Matt Anderson, M.D., MS
Assistant Professor, Department of Family and Social Medicine
The global health concentration will provide Einstein students with the opportunity to learn and practice research skills overseas, as well as to explore the social and political aspects of living and working a foreign country. The concentration will be based initially on two long-standing Einstein collaborations: with Dr. Roberto Belmar in Chile and the Clinica Familiar Luis Angel Garcia in Guatemala City. Dr. Belmar is conducting research on the epidemiology of Hanta virus and research in Guatemala is focusing on how to get AIDS patients into care earlier.
Practice and conceptualize research as an ongoing process of academic work, not a single event.
Understand both the power and limits of research in terms of improving actual health outcomes.

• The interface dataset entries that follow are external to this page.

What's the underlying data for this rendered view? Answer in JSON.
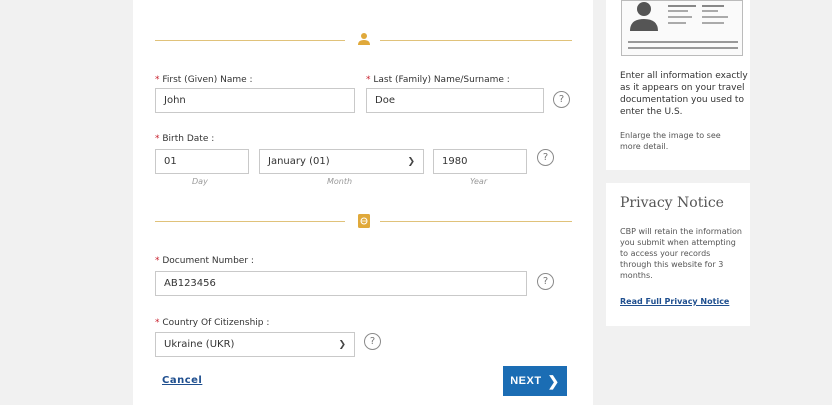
{
  "personal": {
    "first_name_label": "First (Given) Name :",
    "first_name_value": "John",
    "last_name_label": "Last (Family) Name/Surname :",
    "last_name_value": "Doe",
    "birth_date_label": "Birth Date :",
    "day_value": "01",
    "month_value": "January (01)",
    "year_value": "1980",
    "day_sublabel": "Day",
    "month_sublabel": "Month",
    "year_sublabel": "Year"
  },
  "document": {
    "number_label": "Document Number :",
    "number_value": "AB123456",
    "country_label": "Country Of Citizenship :",
    "country_value": "Ukraine (UKR)"
  },
  "required_marker": "*",
  "help_glyph": "?",
  "actions": {
    "cancel_label": "Cancel",
    "next_label": "NEXT"
  },
  "sidebar": {
    "instruction_text": "Enter all information exactly as it appears on your travel documentation you used to enter the U.S.",
    "enlarge_text": "Enlarge the image to see more detail.",
    "privacy_title": "Privacy Notice",
    "privacy_text": "CBP will retain the information you submit when attempting to access your records through this website for 3 months.",
    "privacy_link": "Read Full Privacy Notice"
  },
  "colors": {
    "accent_gold": "#e0c27a",
    "primary_blue": "#1b6db4",
    "required_red": "#c8202d"
  }
}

Use the experience of working in another country as an opportunity to critically examine both your own society as well as that of the country in which you are working.

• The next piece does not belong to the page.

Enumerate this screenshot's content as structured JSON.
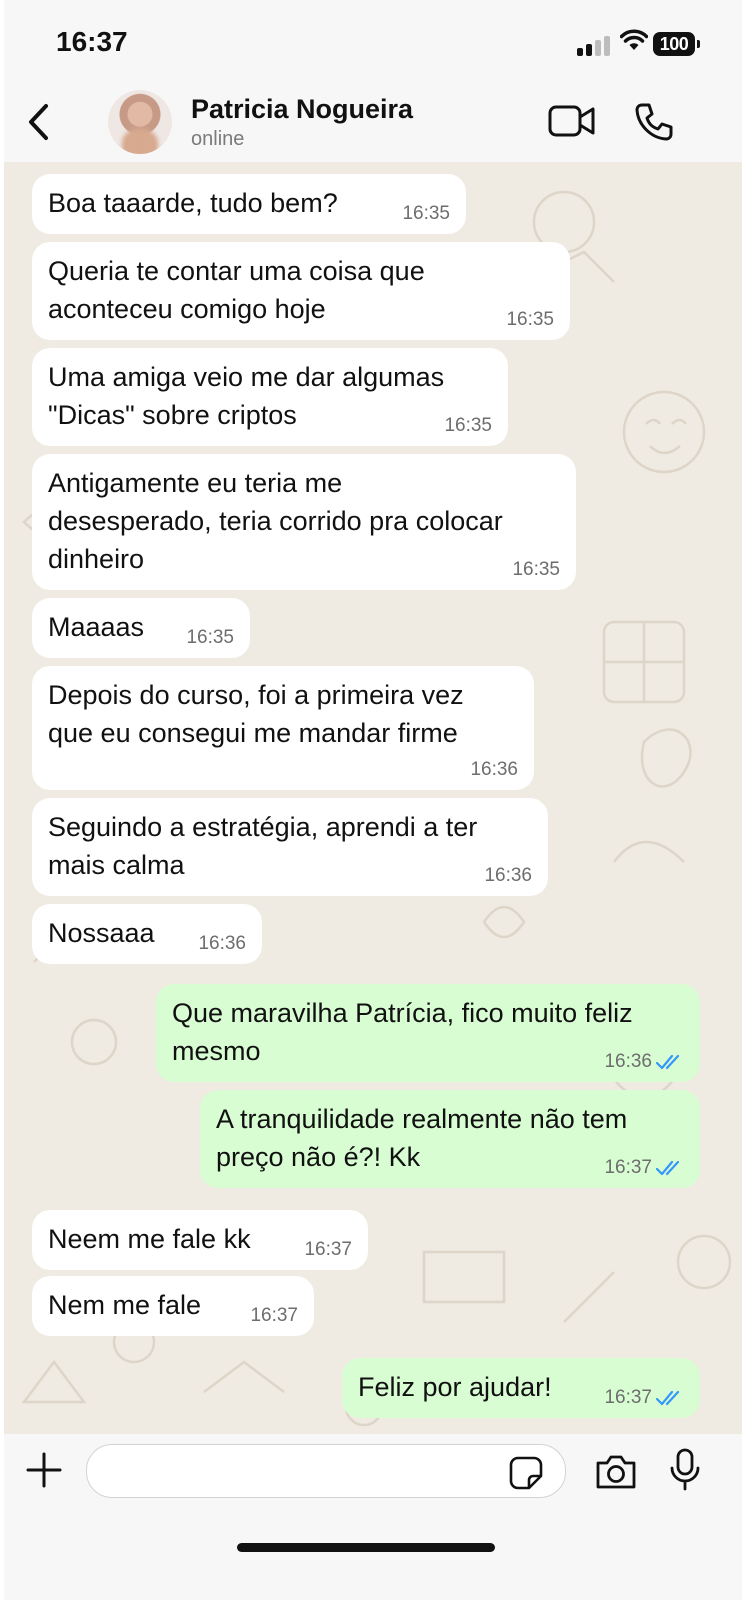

Understand the social implications of working in a foreign country, specifically how the involvement of North Americans can both help and hurt health systems in other countries.
Structure and Expectations
First Year: During the summer after their first year students will work in either Chile or in Guatemala as part of a research team. Prior to leaving the student will complete the CITI ethics course and meet with Dr. Anderson at least three times to discuss the project. Students have often been successful obtaining additional funding for this trip from the NYAM social medicine scholarships. At the completion of the summer it is expected that the student will participate in the preparation of a paper for publication and an abstract for submission to a conference. The student will also identify an individual project on which they will work in their fourth year.
Second Year: Students will submit their first year’s work to the GHEC global health conference and attend the conference to present their work. During second and third years we anticipate an ongoing series of mentoring sessions designed to prepare students for their fourth year project.
Third Year: Preparation for research project in the fourth year.
Fourth Year: The student will spend 2 to 3 months overseas completing a research project that has been developed with input from their host country. Students should plan on taking the Health Research Activism course. It is anticipated this project will result in an academic paper (fulfilling the requirement of the scholarly paper) and presentation at a conference.